On August 12th Ben Stein wrote an Op-Ed for the New York Times,
"Chicken Little’s Brethren, on the Trading Floor"
Three days later CI posted in Ben Stein and the Markets (nutshell: Ben's wrong):
Mr. Stein is glossing over, at minimum, three issues that the sub-prime mess raises.
...1) To the extent that sub-prime losses are held by publicly traded companies or their affiliated funds, the amount that should be subtracted from their market capitalization is not the recognized loss but the loss times their P.E. multiple (I shouldn't have to make an argument by definition, Ben knows this stuff). This gives you a much larger number.
2) The banks are reporting that they can't quantify the extent of their losses. What? Who are these guys?......Short version on modeling errors? As Alfred Korzybski said "The map is not the territory"
3) With the lifting of the curtain, investors are able to take the measure of the Great and Powerful Oz.
A lot of these Wall Street types are revealed as arrogant windbags. See "hubris" (or see David Gaffen's WSJ.com MarketBeat post yesterday. He skewers 'em like a Canadian guide gutting fish. Very efficient.)I like Ben. He's usually a sharp straight-shooter.
Goldman, Bear, Paribas are the peak of the finance world (and paid like it)
This revelation was not re-assuring to the markets and worthy of a P.E. haircut on the market all by itself.
I'd like to see Senator Levin get these guys under oath and ask "What were you thinking?"
I'd have liked to have the chance to win his money.
All of it.
The estimable Mr. Gaffen just posted, at MarketBeat,
Erasing $120 Billion in Market Cap

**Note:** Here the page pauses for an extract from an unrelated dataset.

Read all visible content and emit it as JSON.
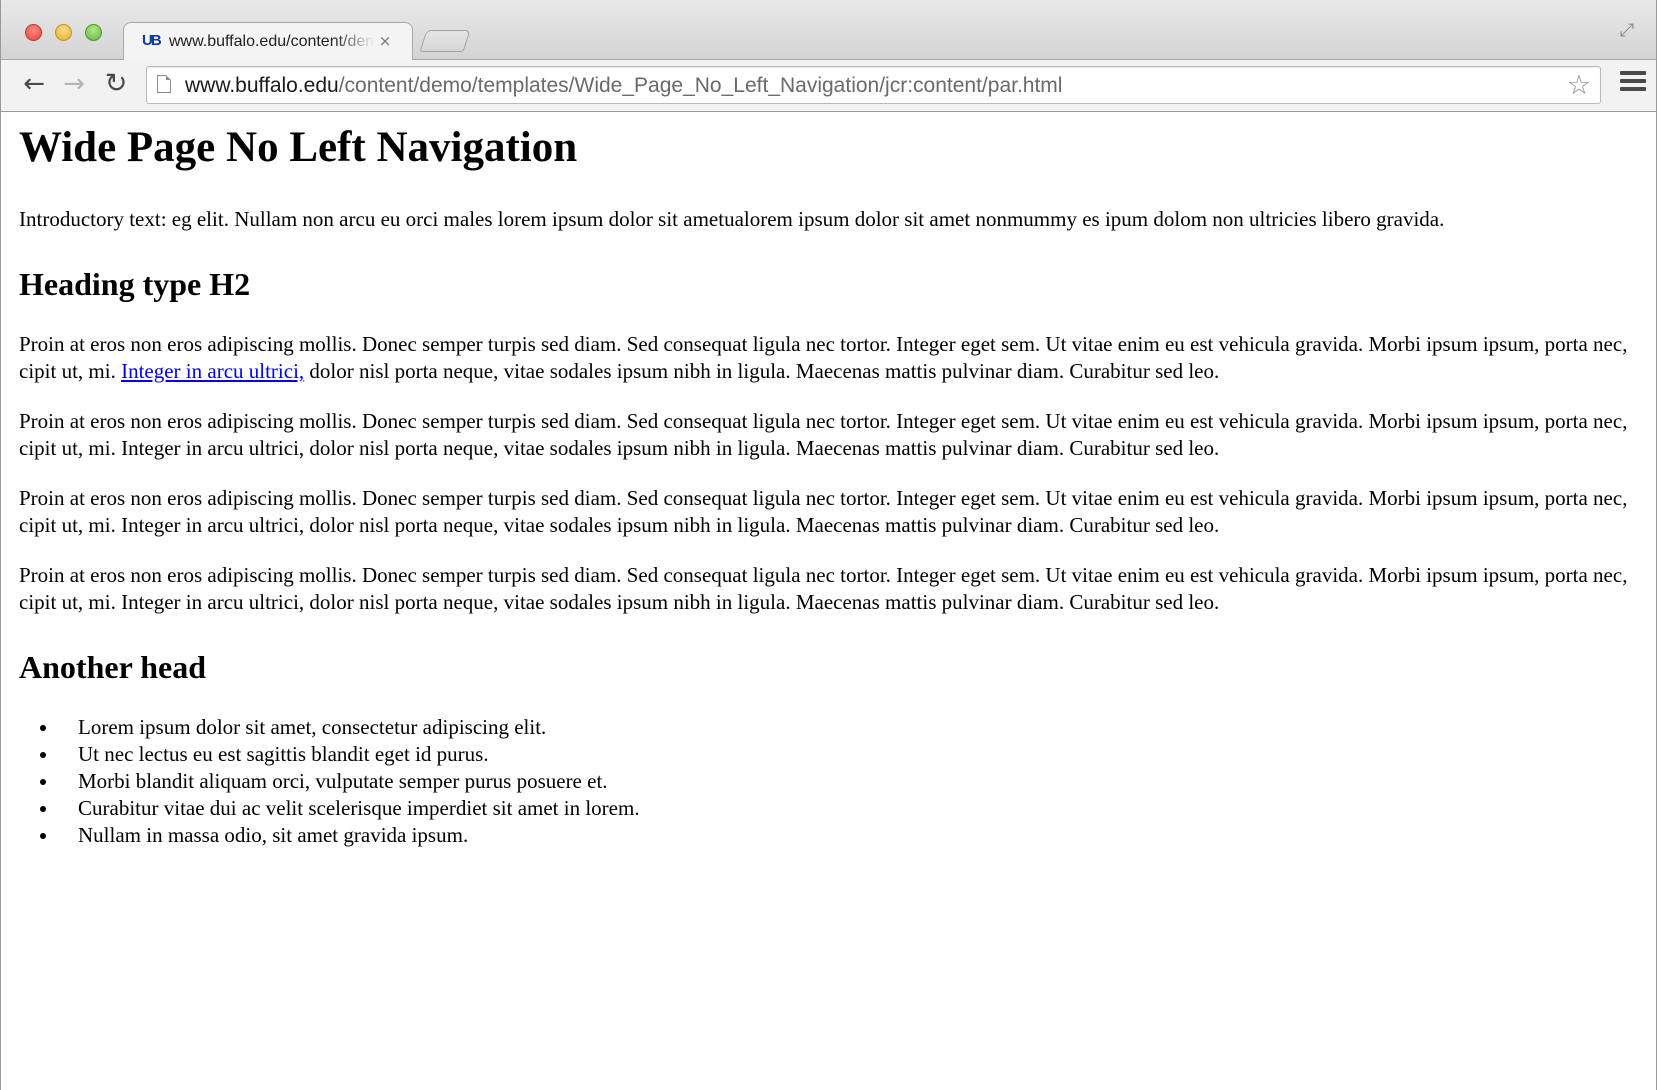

The credit-market turmoil of the last several months has taken a large bite out of the market capitalization of most major banks and securities. But substantial losses have occurred in these names since Bear Stearns and Goldman Sachs announced earnings on Sept. 20.Combining eight of the major banks and brokerages, $120 billion in market cap has been wiped out in less than seven weeks...